Ms McLaren said in another case one developer-owner that has started down the ratings process discovered a need to change how HVAC systems and fans were labelled in the building.
“There is a need to monitor [energy use] at a detailed level,” she said.
The NZGBC aims to address the knowledge gap of FMs with two workshops on energy efficiency in buildings in Wellington and Auckland next week.
WT Sustainability’s Steve Hennessy will be delivering training for FMs that will cover topics including HVAC and energy efficiency, developing an energy savings action plan, optimisation opportunities, cost-benefit analysis of opportunities and recognising the internal management challenges to implementation of energy efficiency initiatives.
“The course is aimed at property and facilities managers on the essentials of energy performance – and improving it. This will be a very digestible and practical workshop, to help bridge the gap between property and energy professionals,” Ms McGrath said.
Why it’s hard to get traction
There are two factors that contribute to a sluggish uptake of energy efficiency as a priority.
Ms McGrath said electricity costs for businesses in NZ were very low by international standards, so there have not been the same drivers for energy efficient building design.
“Also because around 75 per cent of NZ’s electricity is from renewable sources, there is not the same carbon impact of electricity use,” she said.
“One example to illustrate this is electric reheat. In Australia the building code won’t allow it, yet in New Zealand it is common and still being incorporated into commercial buildings.
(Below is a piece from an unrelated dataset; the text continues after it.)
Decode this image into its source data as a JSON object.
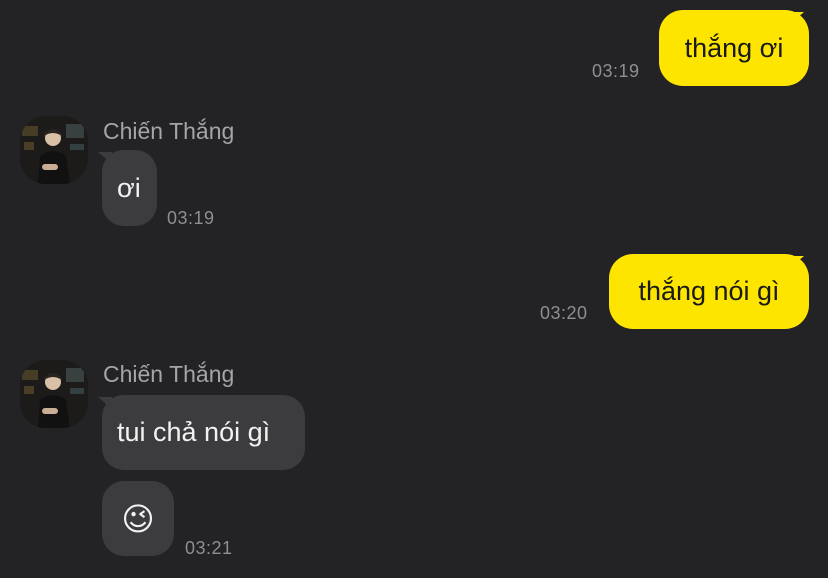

So there is some re-education required.”
Other common issues that see energy wasted in buildings include narrow deadbands that cause over-cycling of HVAC plant; fighting heating and cooling systems; and after hours energy use, caused, for example, by BMS controls that have been in inefficient settings for years and providing HVAC on weekends and into the night.
“These are not hard to fix and can dramatically improve efficiency,” Ms McGrath said.
Is NZ heading towards mandatory disclosure?
Ms McGrath said there was not yet much momentum around mandatory disclosure of energy performance at point of sale or lease, but that “it’s still very early days”.
“As in Australia we expect discussion around mandatory disclosure to build once the tool has been embedded for longer,” she said.
“It’s only been two years and our experience and uptake closely mirrors Australia’s first few years.”
She said two milestones that drove uptake of NABERS in Australia were first, public sector tenancies specifying it in lease agreements and second, the introduction of mandatory disclosure, “which happened quite a bit later”.